*** Opening of LISTED ENTRIES ***

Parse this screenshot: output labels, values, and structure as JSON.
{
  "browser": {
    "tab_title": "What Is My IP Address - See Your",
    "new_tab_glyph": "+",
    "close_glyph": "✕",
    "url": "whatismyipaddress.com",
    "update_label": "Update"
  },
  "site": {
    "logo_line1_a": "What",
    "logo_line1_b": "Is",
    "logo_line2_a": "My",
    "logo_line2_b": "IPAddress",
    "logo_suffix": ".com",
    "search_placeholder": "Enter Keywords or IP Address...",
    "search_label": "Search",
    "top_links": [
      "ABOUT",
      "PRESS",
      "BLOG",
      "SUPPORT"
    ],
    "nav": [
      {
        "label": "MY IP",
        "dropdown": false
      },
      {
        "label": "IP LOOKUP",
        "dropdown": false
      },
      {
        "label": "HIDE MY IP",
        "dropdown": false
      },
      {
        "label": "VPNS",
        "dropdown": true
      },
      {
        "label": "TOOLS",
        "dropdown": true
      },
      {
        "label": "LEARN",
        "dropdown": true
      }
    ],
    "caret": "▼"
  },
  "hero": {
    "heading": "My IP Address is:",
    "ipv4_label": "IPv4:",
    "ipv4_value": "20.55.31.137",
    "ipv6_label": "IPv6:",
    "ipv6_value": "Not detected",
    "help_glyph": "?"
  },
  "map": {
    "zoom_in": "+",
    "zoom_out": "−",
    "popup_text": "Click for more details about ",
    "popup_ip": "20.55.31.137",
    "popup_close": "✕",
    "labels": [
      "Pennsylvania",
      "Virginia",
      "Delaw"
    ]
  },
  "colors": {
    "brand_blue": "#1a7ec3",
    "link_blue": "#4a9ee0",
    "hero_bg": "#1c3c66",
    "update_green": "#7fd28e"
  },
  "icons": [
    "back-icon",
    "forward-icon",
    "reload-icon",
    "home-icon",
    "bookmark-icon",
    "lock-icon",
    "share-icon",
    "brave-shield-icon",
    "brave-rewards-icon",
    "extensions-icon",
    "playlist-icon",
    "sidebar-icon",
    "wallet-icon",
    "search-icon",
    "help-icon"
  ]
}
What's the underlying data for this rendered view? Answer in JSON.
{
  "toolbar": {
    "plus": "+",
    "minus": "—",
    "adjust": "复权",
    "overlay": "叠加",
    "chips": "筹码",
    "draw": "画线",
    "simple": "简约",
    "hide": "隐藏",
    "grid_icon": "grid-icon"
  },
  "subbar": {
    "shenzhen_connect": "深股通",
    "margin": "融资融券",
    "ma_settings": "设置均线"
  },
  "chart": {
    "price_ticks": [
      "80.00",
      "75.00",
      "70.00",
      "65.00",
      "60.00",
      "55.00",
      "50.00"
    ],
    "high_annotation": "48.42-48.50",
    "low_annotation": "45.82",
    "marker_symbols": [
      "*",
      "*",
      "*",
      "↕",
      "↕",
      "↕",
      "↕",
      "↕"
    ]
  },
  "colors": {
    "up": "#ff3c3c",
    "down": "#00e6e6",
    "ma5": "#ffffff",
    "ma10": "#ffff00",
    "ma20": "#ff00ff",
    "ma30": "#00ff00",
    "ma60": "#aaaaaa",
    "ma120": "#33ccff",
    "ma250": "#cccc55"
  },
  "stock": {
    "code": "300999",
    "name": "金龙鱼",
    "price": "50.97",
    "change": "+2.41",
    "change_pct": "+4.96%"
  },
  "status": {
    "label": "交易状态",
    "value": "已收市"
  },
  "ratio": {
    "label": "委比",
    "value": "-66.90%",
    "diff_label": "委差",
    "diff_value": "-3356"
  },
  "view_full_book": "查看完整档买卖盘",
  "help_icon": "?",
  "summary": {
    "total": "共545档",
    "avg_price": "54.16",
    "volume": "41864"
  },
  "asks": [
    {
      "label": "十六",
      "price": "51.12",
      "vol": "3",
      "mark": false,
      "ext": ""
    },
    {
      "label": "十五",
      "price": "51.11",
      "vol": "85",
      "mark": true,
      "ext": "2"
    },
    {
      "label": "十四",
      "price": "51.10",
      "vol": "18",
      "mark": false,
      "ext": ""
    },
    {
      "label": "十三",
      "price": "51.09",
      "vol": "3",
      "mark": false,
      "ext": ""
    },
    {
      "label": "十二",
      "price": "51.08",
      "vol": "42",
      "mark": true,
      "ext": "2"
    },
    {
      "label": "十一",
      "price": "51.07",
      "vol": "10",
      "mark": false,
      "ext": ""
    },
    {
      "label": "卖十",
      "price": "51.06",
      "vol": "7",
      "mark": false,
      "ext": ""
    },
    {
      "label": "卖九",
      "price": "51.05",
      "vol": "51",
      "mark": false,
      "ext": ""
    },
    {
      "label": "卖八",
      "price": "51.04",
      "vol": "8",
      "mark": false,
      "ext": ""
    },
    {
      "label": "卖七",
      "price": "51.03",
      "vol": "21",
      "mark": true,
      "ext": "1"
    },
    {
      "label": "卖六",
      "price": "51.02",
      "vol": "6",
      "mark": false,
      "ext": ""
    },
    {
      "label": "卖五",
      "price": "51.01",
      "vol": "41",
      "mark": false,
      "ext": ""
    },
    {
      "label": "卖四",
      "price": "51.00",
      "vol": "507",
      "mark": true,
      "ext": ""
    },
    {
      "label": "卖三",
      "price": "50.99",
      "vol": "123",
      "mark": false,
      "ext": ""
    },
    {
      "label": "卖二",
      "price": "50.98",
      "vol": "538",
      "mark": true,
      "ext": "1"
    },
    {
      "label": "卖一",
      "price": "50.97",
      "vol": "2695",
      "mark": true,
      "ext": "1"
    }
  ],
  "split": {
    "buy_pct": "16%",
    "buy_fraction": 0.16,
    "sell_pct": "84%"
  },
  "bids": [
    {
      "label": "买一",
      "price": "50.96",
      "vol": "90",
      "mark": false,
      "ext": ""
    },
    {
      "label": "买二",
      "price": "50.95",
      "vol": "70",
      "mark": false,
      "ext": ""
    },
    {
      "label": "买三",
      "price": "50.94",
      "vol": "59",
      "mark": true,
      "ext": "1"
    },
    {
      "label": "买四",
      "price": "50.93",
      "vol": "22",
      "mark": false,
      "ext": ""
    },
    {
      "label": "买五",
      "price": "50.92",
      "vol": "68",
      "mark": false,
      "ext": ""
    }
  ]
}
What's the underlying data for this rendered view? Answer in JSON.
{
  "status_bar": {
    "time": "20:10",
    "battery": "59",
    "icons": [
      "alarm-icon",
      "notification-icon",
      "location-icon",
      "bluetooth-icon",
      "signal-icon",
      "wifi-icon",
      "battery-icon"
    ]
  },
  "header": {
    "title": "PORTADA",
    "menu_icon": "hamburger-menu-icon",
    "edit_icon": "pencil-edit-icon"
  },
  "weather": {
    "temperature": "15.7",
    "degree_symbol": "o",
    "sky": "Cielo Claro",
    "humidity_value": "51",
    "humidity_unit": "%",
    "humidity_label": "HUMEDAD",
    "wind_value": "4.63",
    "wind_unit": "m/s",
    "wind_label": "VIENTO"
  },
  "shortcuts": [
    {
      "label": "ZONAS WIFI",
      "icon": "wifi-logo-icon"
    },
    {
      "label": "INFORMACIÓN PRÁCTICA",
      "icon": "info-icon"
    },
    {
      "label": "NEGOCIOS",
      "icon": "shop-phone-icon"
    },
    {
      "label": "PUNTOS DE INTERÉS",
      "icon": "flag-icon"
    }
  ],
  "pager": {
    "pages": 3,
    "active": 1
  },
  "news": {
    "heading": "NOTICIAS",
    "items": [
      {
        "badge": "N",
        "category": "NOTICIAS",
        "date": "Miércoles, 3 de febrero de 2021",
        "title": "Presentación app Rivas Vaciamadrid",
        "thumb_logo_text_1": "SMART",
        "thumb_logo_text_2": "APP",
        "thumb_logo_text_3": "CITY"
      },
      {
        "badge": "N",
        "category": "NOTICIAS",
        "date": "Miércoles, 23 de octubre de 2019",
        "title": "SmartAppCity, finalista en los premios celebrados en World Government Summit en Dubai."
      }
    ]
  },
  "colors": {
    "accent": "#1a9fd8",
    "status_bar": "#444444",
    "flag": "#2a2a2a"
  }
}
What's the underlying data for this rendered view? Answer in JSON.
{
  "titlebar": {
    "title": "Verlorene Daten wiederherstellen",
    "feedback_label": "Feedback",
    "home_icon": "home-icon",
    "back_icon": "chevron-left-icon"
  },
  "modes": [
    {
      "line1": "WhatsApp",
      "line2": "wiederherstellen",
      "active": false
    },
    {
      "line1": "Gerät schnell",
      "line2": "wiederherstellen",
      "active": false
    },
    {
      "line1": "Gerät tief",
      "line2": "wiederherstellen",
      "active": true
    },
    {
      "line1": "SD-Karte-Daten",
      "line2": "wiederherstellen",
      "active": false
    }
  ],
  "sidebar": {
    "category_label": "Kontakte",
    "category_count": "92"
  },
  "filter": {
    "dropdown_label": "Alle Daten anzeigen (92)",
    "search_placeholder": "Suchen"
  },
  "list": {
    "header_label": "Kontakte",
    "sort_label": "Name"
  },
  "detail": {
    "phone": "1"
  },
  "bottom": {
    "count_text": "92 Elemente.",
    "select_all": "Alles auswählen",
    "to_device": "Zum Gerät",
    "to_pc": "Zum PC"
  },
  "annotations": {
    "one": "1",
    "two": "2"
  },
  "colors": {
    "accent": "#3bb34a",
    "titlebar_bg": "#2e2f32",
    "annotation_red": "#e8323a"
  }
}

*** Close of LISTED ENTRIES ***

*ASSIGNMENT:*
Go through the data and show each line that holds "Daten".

*TASK OUTPUT:*
    "title": "Verlorene Daten wiederherstellen",
      "line1": "SD-Karte-Daten",
    "dropdown_label": "Alle Daten anzeigen (92)",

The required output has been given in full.